[Input data]

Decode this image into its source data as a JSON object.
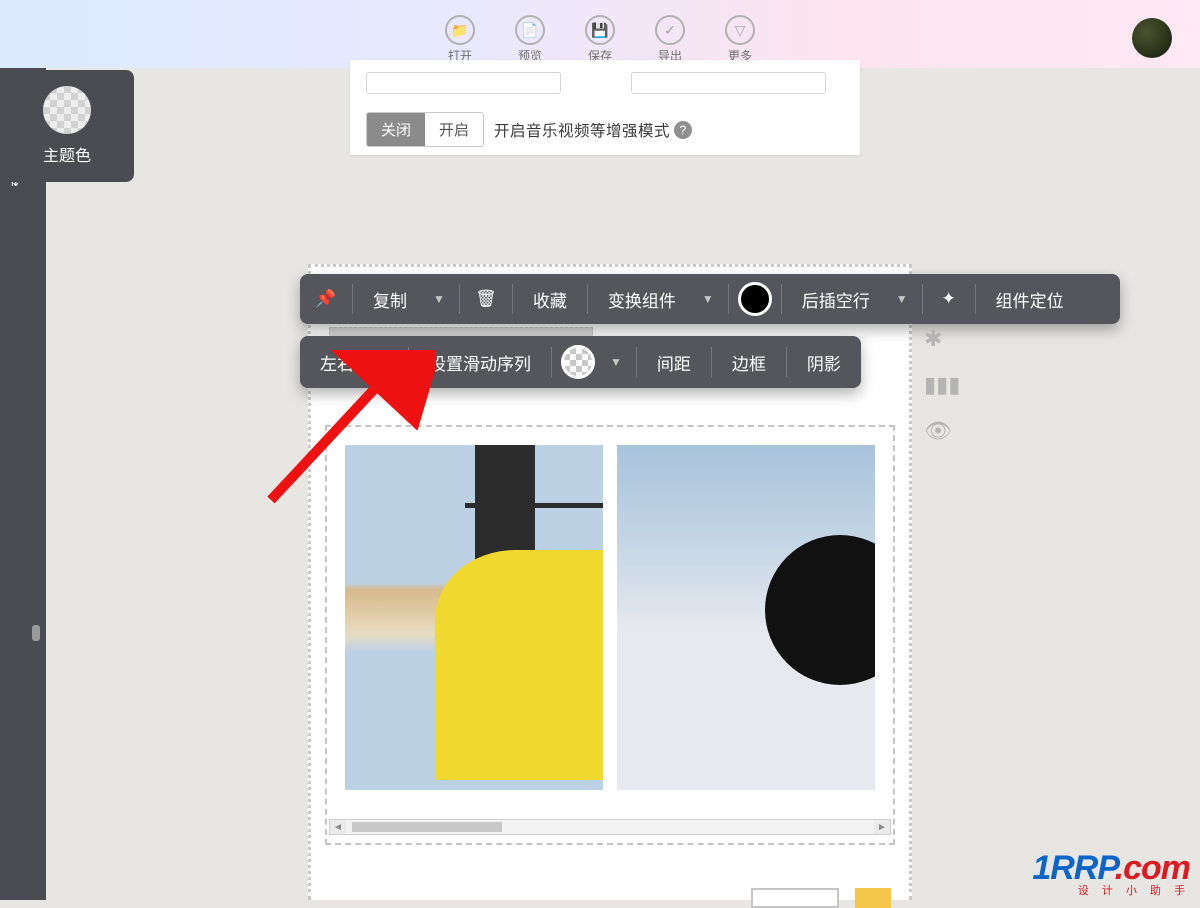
{
  "topbar": {
    "items": [
      {
        "label": "打开",
        "icon": "folder-icon"
      },
      {
        "label": "预览",
        "icon": "doc-icon"
      },
      {
        "label": "保存",
        "icon": "save-icon"
      },
      {
        "label": "导出",
        "icon": "export-icon"
      },
      {
        "label": "更多",
        "icon": "more-icon"
      }
    ]
  },
  "sidebar": {
    "hot_tab": "热门",
    "theme_color_label": "主题色"
  },
  "settings": {
    "toggle_off": "关闭",
    "toggle_on": "开启",
    "hint": "开启音乐视频等增强模式"
  },
  "toolbar_main": {
    "copy": "复制",
    "favorite": "收藏",
    "transform": "变换组件",
    "insert_after": "后插空行",
    "locate": "组件定位"
  },
  "toolbar_sub": {
    "slide_lr": "左右滑动",
    "set_sequence": "设置滑动序列",
    "spacing": "间距",
    "border": "边框",
    "shadow": "阴影"
  },
  "watermark": {
    "text1": "1RRP",
    "text2": ".com",
    "sub": "设 计 小 助 手"
  },
  "icon_glyphs": {
    "folder-icon": "📁",
    "doc-icon": "📄",
    "save-icon": "💾",
    "export-icon": "✓",
    "more-icon": "▽"
  }
}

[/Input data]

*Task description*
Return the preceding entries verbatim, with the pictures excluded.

*Exercise solution*
Decode this image into its source data as a JSON object.
{
  "topbar": {
    "items": [
      {
        "label": "打开",
        "icon": "folder-icon"
      },
      {
        "label": "预览",
        "icon": "doc-icon"
      },
      {
        "label": "保存",
        "icon": "save-icon"
      },
      {
        "label": "导出",
        "icon": "export-icon"
      },
      {
        "label": "更多",
        "icon": "more-icon"
      }
    ]
  },
  "sidebar": {
    "hot_tab": "热门",
    "theme_color_label": "主题色"
  },
  "settings": {
    "toggle_off": "关闭",
    "toggle_on": "开启",
    "hint": "开启音乐视频等增强模式"
  },
  "toolbar_main": {
    "copy": "复制",
    "favorite": "收藏",
    "transform": "变换组件",
    "insert_after": "后插空行",
    "locate": "组件定位"
  },
  "toolbar_sub": {
    "slide_lr": "左右滑动",
    "set_sequence": "设置滑动序列",
    "spacing": "间距",
    "border": "边框",
    "shadow": "阴影"
  },
  "watermark": {
    "text1": "1RRP",
    "text2": ".com",
    "sub": "设 计 小 助 手"
  },
  "icon_glyphs": {
    "folder-icon": "📁",
    "doc-icon": "📄",
    "save-icon": "💾",
    "export-icon": "✓",
    "more-icon": "▽"
  }
}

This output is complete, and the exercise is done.